And that's it for the .NET case ^.^

In Win32, there is a more elegant solution for EstimateNewClientWidth, which does not work under .NET: use SetWindowPos with SWP_NOREDRAW to do a fake resize on the list view, measure its new client width, and fake-resize it back. And instead of the SetBoundsCore, the column-resizing code goes into the parent window's WM_WINDOWPOSCHANGED handler, which is where you resize the list view anyway.

## Wednesday, January 9, 2008

### "ee"

In 1947, Orwell wrote in «The English People» that the English language gravitates towards simpler grammar and syntax. If this trend continues, he wrote, English would have more in common with isolating languages of East Asia than with Indo-European languages. I will write about one of the steps in this direction, and have some fun in the process.
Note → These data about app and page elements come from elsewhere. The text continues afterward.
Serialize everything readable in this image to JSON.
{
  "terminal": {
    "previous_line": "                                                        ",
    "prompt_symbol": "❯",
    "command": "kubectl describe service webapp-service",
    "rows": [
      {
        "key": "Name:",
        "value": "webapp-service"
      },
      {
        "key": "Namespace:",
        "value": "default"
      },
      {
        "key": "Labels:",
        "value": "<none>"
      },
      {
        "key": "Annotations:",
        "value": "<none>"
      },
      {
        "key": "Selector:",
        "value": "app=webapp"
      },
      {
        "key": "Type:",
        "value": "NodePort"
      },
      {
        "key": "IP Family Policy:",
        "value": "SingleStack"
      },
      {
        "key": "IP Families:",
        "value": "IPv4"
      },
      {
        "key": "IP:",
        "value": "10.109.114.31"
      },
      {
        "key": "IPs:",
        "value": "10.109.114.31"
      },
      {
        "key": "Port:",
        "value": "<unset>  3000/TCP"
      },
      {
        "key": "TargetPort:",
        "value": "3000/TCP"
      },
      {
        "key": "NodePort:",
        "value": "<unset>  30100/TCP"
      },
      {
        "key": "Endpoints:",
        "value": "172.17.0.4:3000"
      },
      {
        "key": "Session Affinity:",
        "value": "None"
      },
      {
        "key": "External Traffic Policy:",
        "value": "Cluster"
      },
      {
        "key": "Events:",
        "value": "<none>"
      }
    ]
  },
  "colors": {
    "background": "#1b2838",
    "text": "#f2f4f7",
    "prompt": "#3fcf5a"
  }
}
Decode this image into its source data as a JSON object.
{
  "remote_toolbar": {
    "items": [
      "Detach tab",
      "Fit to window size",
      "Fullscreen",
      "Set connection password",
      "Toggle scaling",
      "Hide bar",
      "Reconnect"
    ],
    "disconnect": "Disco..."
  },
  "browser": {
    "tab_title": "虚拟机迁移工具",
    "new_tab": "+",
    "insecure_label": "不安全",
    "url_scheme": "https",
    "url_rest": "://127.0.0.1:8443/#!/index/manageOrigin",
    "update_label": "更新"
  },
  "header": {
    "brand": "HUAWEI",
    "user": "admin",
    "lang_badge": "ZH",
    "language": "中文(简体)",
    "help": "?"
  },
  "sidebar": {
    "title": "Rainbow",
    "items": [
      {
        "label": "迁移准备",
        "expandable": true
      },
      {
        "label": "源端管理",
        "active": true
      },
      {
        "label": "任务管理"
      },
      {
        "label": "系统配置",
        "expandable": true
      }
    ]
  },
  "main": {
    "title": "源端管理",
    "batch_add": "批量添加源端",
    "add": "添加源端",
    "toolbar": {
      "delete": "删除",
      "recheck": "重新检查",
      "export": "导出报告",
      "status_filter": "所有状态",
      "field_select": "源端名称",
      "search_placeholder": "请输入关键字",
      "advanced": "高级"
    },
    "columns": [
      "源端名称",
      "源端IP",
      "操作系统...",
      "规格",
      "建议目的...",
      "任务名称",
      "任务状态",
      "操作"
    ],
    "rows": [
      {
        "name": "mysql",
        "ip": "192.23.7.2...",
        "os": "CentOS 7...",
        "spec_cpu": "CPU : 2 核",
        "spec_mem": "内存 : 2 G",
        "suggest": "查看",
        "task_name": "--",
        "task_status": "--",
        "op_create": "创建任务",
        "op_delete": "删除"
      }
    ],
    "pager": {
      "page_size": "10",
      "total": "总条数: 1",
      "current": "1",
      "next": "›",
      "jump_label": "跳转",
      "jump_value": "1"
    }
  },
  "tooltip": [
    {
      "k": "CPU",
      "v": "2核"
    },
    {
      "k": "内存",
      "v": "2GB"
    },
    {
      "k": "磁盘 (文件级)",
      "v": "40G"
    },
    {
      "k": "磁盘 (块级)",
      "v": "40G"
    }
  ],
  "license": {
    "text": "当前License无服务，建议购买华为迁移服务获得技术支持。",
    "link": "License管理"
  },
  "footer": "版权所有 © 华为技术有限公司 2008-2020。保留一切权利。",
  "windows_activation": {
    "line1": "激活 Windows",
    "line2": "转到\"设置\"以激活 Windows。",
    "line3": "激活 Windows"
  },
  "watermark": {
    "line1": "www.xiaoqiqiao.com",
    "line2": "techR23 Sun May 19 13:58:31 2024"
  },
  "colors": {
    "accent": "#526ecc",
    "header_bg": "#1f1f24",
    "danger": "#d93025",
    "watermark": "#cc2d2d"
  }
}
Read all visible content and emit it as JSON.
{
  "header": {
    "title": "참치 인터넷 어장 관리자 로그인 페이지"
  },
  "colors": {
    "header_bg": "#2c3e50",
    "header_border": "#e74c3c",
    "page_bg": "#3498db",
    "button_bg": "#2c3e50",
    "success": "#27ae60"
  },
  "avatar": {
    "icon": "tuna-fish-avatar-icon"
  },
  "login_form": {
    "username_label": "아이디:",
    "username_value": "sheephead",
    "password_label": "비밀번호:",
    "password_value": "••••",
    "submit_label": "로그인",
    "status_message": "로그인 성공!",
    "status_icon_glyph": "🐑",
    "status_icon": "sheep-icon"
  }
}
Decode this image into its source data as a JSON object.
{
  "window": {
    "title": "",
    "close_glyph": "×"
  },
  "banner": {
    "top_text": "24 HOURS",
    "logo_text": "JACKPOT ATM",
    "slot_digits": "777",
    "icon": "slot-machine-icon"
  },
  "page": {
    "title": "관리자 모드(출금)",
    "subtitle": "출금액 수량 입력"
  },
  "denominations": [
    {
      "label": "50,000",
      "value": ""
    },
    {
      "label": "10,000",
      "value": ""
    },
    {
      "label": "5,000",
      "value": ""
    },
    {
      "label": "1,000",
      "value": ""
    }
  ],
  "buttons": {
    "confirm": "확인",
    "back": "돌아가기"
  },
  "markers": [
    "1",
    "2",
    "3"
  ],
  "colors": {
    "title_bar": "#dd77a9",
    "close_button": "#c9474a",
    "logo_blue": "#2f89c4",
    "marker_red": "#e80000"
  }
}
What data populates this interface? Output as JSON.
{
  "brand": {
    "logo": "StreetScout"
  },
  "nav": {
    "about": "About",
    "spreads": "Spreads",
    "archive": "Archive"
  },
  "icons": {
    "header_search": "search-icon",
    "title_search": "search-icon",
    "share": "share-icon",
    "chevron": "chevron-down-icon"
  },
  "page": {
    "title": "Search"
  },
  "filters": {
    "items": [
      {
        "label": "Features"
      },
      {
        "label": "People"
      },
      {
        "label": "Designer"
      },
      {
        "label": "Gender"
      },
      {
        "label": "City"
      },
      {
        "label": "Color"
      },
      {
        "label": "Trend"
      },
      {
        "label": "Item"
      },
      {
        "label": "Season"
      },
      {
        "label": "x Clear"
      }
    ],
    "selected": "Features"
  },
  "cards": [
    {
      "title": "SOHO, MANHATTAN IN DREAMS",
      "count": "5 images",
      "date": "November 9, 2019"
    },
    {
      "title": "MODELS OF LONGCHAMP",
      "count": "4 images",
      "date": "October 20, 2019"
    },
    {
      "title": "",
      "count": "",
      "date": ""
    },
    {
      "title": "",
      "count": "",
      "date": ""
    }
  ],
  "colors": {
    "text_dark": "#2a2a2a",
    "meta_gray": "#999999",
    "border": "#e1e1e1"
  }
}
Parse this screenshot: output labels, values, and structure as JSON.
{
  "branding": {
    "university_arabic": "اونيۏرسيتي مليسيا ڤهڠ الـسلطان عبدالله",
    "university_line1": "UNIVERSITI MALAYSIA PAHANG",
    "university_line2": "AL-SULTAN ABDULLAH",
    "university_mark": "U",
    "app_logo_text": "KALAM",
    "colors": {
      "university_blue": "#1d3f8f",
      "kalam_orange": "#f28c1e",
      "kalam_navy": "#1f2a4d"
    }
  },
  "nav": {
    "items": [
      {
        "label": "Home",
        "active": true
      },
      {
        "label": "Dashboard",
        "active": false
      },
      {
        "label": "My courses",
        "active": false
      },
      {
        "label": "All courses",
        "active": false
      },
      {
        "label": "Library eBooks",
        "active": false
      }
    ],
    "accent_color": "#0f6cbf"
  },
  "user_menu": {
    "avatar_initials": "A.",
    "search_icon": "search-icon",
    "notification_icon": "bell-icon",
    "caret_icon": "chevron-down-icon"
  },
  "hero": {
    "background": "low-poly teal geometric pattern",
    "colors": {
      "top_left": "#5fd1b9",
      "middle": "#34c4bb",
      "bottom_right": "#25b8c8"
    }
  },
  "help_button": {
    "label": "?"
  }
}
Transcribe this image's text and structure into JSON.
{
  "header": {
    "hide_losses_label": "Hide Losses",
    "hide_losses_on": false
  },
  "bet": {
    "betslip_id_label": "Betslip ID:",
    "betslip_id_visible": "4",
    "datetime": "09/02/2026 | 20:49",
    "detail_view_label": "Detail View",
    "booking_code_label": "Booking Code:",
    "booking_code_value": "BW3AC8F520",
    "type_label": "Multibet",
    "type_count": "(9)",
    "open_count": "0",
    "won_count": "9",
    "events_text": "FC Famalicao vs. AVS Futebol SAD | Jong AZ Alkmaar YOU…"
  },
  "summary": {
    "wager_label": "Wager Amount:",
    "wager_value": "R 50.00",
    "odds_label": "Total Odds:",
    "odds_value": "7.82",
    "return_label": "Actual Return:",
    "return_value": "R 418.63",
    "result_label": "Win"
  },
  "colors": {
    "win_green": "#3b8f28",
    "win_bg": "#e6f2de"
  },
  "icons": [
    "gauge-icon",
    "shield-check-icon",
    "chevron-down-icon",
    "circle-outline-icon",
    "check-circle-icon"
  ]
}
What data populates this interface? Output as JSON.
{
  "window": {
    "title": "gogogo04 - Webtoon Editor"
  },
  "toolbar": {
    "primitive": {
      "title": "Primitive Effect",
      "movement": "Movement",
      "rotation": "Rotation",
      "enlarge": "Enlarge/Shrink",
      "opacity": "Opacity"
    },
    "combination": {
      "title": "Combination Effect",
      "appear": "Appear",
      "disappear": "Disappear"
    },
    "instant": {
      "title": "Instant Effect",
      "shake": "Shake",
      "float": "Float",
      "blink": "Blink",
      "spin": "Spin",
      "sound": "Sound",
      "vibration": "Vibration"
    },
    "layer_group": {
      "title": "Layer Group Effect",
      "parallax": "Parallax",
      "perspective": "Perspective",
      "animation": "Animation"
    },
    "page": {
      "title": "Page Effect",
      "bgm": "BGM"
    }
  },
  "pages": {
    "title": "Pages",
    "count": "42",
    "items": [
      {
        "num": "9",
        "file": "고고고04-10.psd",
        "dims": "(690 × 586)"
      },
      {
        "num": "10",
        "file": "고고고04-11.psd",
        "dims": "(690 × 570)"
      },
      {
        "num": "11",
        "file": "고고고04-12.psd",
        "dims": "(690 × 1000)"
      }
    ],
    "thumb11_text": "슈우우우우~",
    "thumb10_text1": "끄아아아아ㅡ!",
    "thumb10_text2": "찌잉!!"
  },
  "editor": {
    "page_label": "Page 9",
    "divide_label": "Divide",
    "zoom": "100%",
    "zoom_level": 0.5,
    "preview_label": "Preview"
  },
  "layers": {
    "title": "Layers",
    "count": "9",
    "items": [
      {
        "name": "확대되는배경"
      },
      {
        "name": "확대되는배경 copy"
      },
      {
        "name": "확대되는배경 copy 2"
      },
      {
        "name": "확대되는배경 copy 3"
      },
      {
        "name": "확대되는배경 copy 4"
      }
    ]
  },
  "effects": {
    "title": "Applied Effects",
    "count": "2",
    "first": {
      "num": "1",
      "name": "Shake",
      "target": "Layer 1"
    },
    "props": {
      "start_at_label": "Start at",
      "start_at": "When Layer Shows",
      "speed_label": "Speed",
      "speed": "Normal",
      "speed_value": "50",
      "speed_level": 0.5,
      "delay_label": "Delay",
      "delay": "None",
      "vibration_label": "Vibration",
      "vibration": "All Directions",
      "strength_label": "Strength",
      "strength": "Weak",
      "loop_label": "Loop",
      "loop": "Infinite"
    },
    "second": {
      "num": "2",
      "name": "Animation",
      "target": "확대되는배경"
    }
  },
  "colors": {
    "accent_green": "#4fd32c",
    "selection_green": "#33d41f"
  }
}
The other day I was reading something somewhere, and bam! the word attackee (800) leapt out of the page (NB: where available, I give Google hit counts, excluding obvious misspellings, in parenthesized small numerals). I recalled that in a contract I had recently translated there was a payee (1,3M), but it did not strike me then as anything unusual. After all, programmers commonly use callee (61K) and sometimes pointee (36K), personifying functions and objects. But attackee somehow seems a peculiarly ugly word, its sole raison'd'etre being that «X being attacked» and «X under attack» are too long while «defender» has somewhat different meaning. attackee tells us that the -ee suffix, having originally appeared in the French loanword employee (138M), has firmly established itself as an independent lexical unit. If attackee, I thought, why not more? Let's have more fun with -ee! Me and my sister almost laughed our backsides off today thinking up all sorts of -ee words and Googling them.

Fun I

Picrelated: the huntee is not visible at all.

Violent transitive verbs seem to eeify particularly well. Some examples: programmers without respect for language sometimes use trapee; sandbaggee (3) is at least funny; kickee, rapee (the Urban Dictionary has it) and killee are too contaminated with accidental foreign matches to give accurate hit counts; murderee (6K) featured in the Independent (I'm not kidding you!); then there's fuckee (21K) with its gross and sometimes misspelt retinue; and the king of them all, pwnee (3K) — I'll be using this one! «pwnee detected» might even have a chance on the various chans.

Fun II

Besides the venerable employee, economists have payee (1,3M) and mortgagee (1M) and such gems as buyee (10K) and bankruptee (1K), while lawyers hold their own with the likes of contractee (73K), insuree (8K), harassee (4K) and slanderee (70). creditee is too confused with a declension of the French crediter to ascertain its usage; other -ee words suffer from French grammar as well. In the political sphere there is electee (10K), and jokers have invented votee. Generally speaking, just about any economic or legal term with the -er suffix can sprout an -ee sibling and, sooner or later, usually does, for the greater benefit of terminological uniformity.

Fun III

On a more (or rather less) forgiving note, some terminally deaf bonehead thought up the abominable words forgivee (2K) and even lovee — they say 1913 Webster had it! I can't imagine using these words for anyone close or important to me. Their natural habitat is probably restricted to badly written self-help books and similar trash.

Fun IV

Finally, for some random fun try postee, bloggee, googlee, trollee, quittee and decidee (hello George), but don't try firee or dumpee (5K)! Remember, I warned you!

Conclusion

eeified transitive verbs surely add to the vibrancy of the English language, and may sometimes help with terminology; but please do remember that not all of them sound and feel equally good.